Because of the mutual lack of information among the students, mapping, a stage in the work process that was rather marginal in my cultural management education in Germany, gains significance. "Mapping" is generally referred to as the attempt to review a predetermined field or a scene by incorporating and visualizing data that has been researched. In lessons, this technique helps gain an overview of the existing actors in a local theater scene – a necessary condition for one’s own artistic and commercial success if one wants to appear in such or similar surroundings.
The idea that one should first do research before embarking on a new project surprised my students. But essentially, "strategic acquaintance" is always the crucial work technique in India: for students, for a foreign guest lecturer like me, and even for the Indian teachers. The diversity of the country makes everyone a stranger to a certain extent, forcing all to be constantly attentive and flexible – and allowing for new discoveries and adventures at any moment.
The case studies that we worked on were local, the strategies had been already tried out in the Indian theater scene, and the ideas that emerged from it were ‘homegrown’ – as was the context in which they should ultimately work. So what was my contribution as a Western cultural manager? I had the inside perspective that the students, thanks to their training as well as through their own theater work, had transformed into an external perspective. I had acted as someone who was curious but who was unfamiliar with the details of the situation. I was a person one had to explain familiar things to, which meant that they themselves had to first reflect on them. Moreover, I had presented techniques to the students where they could visualize results and therefore make them more accessible. A student whose father belonged to the second generation of a family that runs a theater group analyzed the fundraising activities of her family. Although they were self-evident to her from years of experience (or by chance) she presented them for the very first time to me and the class.
What are the consequences of these experiences for cultural cross-border cooperation, in particular for the international exchange in cultural management? By no means is internationalism working in a way that advanced American-European concepts and standards are finally being extended to the underdeveloped periphery. Global consciousness is not about applying the same universal guidelines everywhere. On the contrary, it is about being open to the diversity and colorfulness of reality. One needs cultural management that is dialogical. A person who wants to understand another person or culture has to be an active player, give account of his own character and conditions, and engage in a genuine dialogue with the opposite side. Understanding and self-understanding are inseparable, as are understanding and support or respect: those who do not expect that a stranger or a foreign country will have something relevant to tell him won’t get anything worthwhile back in return.

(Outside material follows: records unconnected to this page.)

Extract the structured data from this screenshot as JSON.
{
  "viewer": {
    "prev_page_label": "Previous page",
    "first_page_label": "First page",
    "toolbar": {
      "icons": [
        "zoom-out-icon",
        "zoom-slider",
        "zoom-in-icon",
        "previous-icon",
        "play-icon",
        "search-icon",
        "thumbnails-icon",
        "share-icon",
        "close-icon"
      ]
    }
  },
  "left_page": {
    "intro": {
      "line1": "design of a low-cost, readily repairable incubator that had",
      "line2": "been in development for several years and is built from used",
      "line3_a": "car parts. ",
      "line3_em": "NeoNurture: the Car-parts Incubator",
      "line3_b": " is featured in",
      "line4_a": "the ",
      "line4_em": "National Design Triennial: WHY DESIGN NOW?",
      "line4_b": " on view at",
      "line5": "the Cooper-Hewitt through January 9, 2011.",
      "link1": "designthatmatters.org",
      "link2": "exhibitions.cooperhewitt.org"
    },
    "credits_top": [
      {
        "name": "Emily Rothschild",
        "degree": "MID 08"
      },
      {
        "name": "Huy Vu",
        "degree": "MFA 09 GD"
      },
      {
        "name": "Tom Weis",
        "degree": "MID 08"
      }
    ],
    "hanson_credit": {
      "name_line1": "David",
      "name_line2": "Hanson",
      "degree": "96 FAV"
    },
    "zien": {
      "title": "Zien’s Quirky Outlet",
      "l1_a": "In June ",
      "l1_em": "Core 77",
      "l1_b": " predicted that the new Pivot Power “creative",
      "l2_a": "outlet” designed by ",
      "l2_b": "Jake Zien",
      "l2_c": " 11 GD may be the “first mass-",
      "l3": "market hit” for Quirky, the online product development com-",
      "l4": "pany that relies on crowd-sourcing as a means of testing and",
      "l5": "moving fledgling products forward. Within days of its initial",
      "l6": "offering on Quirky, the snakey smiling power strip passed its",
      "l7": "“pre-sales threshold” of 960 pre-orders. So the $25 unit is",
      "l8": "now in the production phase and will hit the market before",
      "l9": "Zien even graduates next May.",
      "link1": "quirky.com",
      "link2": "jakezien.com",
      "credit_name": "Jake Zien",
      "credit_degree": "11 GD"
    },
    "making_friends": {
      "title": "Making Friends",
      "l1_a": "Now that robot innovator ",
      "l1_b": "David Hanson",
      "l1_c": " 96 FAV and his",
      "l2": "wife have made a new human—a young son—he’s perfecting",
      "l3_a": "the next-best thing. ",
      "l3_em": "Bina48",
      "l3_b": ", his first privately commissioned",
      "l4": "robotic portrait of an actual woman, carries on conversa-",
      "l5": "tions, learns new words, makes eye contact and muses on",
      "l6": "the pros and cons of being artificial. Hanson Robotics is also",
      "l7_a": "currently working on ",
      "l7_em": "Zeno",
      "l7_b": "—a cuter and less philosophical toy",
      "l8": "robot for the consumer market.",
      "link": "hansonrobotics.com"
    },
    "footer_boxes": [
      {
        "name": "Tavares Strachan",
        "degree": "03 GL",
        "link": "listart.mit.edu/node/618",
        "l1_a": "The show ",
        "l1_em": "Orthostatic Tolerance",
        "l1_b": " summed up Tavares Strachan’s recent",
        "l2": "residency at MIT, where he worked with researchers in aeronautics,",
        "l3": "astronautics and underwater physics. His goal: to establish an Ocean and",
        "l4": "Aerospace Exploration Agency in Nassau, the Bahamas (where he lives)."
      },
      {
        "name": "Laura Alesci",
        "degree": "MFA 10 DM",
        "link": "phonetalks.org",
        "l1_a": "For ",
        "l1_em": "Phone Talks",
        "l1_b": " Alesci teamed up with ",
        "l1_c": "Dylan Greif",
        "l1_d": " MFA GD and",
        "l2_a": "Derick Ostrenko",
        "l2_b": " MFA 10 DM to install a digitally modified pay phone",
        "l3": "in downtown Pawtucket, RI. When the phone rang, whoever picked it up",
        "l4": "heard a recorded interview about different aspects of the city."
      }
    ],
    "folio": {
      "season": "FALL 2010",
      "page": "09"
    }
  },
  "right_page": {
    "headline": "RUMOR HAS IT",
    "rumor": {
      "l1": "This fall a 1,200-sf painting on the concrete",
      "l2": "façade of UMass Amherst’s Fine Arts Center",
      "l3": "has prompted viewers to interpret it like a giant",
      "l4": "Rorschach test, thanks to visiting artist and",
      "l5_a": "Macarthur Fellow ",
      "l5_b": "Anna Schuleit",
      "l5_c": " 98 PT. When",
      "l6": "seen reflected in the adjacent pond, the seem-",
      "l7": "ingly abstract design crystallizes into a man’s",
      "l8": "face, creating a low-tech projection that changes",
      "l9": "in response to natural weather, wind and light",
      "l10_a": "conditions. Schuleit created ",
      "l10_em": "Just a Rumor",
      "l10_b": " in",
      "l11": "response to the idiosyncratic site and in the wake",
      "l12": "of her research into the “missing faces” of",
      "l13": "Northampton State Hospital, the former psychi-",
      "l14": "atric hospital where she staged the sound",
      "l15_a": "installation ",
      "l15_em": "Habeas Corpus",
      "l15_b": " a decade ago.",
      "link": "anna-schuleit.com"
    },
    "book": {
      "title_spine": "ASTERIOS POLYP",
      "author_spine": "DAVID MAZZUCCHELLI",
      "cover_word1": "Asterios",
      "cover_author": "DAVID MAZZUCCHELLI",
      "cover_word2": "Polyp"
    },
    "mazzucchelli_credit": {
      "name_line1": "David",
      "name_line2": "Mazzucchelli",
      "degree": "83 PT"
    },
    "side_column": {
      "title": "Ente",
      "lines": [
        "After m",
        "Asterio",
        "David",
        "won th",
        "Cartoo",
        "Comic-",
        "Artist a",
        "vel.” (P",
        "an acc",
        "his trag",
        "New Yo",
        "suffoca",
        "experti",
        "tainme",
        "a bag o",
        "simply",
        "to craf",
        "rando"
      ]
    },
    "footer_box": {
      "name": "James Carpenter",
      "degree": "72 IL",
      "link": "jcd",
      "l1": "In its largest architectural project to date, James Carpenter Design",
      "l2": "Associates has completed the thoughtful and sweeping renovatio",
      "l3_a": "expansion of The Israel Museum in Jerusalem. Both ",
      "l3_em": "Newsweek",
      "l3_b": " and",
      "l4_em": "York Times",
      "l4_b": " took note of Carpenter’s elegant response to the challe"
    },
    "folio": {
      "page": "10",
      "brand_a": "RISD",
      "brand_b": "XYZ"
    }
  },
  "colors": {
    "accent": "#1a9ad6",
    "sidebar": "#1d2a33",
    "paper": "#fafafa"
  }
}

Therefore, it is neither about instruction nor about export, transfer or development aid but about exploration and cooperation. Ultimately, it is about discovering something that already exists and bringing it to light. In a civilization as old as India, with a cultural history of not just hundreds, but thousands of years, there are well-practiced, traditional ways of working and behavior patterns that can be named, understood, enhanced and transferred over to new conditions. At the same time, there is also a strong interest in contributions from the West; they are actively in demand and can play an important role. But they must be adapted to the existing conditions and ultimately, together with the local knowledge and local practice, create something that is whole and new.
This article was first published in Kulturpolitische Mitteilungen No 153/ II, 2016